What You Should Expect From Your Hearing Aid DispenserBy Ross, Mark; Hearing Loss Magazine, Vol. 30, No. 6, pp. 28-31
Publication Date: November-December 2009
Article outlines the process of selecting a hearing aid based on guidelines published by the American Speech-Language Hearing Association (ASHA) and the American Academy of Audiology (AAA). Hearing aid selection should encompass (1) an interview by the hearing aid dispenser to provide insight into the impact of the hearing loss on the affected individual, often supplemented by a self-report questionnaire, completed by the client, to assess the psychosocial and communicative impact of the hearing loss; (2) a comprehensive audiology exam, not limited to a pure-tone audiogram, to determine the type and extent of the hearing loss, including the ability to comprehend speech in noise, and to measure loudness discomfort levels (LDL); (3) recommendation of the hearing aid, for which the dispenser should consider the results of the audiometric tests as well as the client's communication needs, personal preferences, cosmetic sensitivities, and ability to manipulate hearing aid controls; (4) demonstration and training in the use of the hearing aid, including the client's understanding of the operation of the device and demonstrated ability to insert the hearing aids correctly, change batteries, and manipulate volume control, preferably supplemented with printed information material; and (5) scheduled follow-up visits, one or more as needed during the 30- to 60-day trial period, and at least two more visits during the following year, to make any needed adjustments.

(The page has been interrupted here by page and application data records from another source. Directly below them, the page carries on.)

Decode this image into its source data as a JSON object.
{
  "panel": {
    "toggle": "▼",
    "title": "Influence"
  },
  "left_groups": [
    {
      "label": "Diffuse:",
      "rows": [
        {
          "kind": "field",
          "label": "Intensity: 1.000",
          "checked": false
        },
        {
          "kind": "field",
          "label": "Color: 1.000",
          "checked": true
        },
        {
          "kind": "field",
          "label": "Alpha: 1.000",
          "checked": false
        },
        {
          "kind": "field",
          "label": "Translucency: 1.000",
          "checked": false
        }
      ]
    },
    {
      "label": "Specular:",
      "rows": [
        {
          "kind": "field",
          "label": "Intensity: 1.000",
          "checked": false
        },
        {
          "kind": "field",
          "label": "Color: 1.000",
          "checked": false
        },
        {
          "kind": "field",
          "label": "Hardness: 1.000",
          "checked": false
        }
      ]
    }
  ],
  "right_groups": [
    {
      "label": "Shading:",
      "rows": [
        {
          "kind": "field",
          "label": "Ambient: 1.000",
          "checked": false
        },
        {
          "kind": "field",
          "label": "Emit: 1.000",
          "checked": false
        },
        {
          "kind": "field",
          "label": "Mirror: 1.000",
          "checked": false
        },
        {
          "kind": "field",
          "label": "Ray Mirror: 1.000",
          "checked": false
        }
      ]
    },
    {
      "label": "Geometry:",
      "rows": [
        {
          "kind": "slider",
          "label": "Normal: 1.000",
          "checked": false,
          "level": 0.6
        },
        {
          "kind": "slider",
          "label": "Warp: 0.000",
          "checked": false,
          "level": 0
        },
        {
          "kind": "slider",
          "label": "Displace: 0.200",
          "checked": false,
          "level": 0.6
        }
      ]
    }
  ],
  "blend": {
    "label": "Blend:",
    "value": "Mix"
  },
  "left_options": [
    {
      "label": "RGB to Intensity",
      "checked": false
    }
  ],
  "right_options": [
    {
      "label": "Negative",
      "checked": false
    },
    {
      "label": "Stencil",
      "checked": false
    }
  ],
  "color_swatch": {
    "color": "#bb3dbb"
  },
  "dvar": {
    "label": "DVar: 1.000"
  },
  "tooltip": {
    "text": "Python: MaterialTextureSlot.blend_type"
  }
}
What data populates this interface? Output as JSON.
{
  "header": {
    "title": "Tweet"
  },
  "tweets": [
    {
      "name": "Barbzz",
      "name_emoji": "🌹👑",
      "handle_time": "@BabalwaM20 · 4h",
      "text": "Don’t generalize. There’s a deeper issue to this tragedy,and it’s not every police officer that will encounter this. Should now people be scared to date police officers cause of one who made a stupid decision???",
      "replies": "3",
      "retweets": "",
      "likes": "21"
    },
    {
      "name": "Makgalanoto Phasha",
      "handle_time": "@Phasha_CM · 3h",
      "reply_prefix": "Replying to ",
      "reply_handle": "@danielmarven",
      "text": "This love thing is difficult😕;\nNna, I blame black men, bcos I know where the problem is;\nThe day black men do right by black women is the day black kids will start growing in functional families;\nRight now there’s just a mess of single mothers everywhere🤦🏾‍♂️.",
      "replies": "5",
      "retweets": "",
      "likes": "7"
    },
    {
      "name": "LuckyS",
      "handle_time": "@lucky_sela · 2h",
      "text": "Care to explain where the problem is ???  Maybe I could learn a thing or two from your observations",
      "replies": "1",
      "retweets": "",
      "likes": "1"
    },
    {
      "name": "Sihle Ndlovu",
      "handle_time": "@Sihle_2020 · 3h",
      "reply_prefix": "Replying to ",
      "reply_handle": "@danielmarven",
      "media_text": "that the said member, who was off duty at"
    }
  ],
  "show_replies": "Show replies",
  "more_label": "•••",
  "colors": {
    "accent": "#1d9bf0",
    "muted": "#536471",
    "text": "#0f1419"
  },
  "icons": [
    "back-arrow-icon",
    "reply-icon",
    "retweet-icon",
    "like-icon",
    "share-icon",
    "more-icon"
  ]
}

Published by: Hearing Loss Association of America (formerly Self Help for Hard of Hearing People) (Website:http://www.hearingloss.org)